Lincoln exerted a grip on me; it is literate, cerebral, heartfelt, with some brilliantly managed moments and, of course, a unique central performance from Daniel Day-Lewis. He portrays Lincoln as a devastating master of charm and exquisite manners, skilled in imposing his authority with a genial anecdote, a man with the natural leader's trick of making people want to please him. He speaks in an unexpectedly light, clear voice that is nonetheless shading off into the maundering monologue of an old man, exhausted by war and personal catastrophes.

Day-Lewis, like Olivier before him, is a master of the voice and the walk: it's almost as if he has alchemised his body shape into something different: bowed, spindly and angular, gnarled as a tree, exotic and yet natural as his tall hat, often holding the straight right arm at the elbow with the left behind his back: the civilian equivalent of military bearing. His Lincoln is aware that his strength is ebbing; he is on the point of ossifying into a legend incapable of action. He is often seen in semidarkness, his face turned down in contemplation of possible, terrible defeat, or the certain terrible cost of victory: like the Shikler portrait of Kennedy.

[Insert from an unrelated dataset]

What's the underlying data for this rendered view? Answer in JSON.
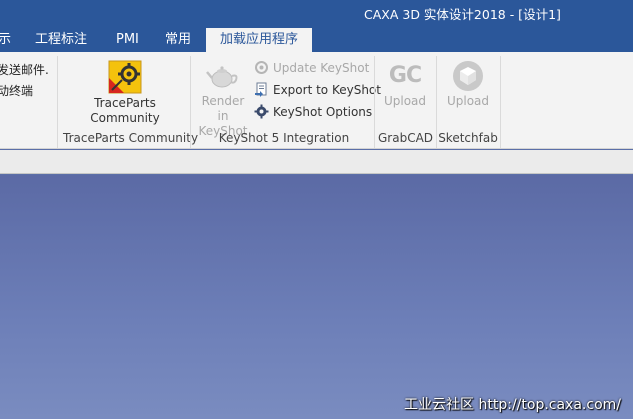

His political capital, though great, is a deteriorating asset, and as the civil war grinds on, Lincoln begins his second term wishing to stake it all on rushing through a constitutional amendment abolishing slavery before defeating the South. To get it through the system, he must do business with truculent radical Thaddeus Stevens (Tommy Lee Jones), and at the same time entreat conservative Republican Preston Blair (Hal Holbrook) for his faction's votes. Blair's condition is that Lincoln must swallow his pride and accept, or appear to accept, some sort of secret, provisional peace mission from the rebels in Virginia, a risky gesture that the president must conceal from his trusted secretary of state, William Seward (David Strathairn). Dangerous evasions and compromises are made, but the rebels stay strong; they do not surrender as Lincoln hopes and the awful, unthinkable truth is that he may have to abandon his anti-slavery amendment as a sop to get them to talk peace, end the bloodshed and preserve the Union. Has he gambled and lost?

There are some heartstoppingly good setpieces. The moment in which Lincoln has to raise the flag outside a naval building, after a short, self-deprecating speech that he has written on a piece of paper – kept in his hat – is a superbly managed scene: modest, undramatic, gently comic. Sally Field is outstanding as Lincoln's wife, nursing rage and hurt that almost boils over as she must bandy words at a White House reception with Stevens, whom she detests: Spielberg shows Abraham in the background, chatting diplomatically but then noticing how Mrs Lincoln is about to damage his chances with a key ally.

On two occasions, we see a flash of anger from the president, when his son Robert (Joseph Gordon-Levitt) wants to join the army against his parents' wishes, and when his wife confronts him about the unmentionable subject of their late son, and their unspeakable burden of grief and guilt. Most of the time, Lincoln's emotions and energies are encoded in the opaque language of diplomacy and politics: when he is openly angry, he seems poignantly weak and vulnerable.

Another sort of film would have concentrated more on these personal crises, but Spielberg has made the right structural decision in containing them and dramatising the formality, the procedure, the outward political ritual on which everything depends. And what a feat from Day-Lewis: the nearest thing a 21st-century biopic can get to a seance.

(The Guardian, January 24, 2013)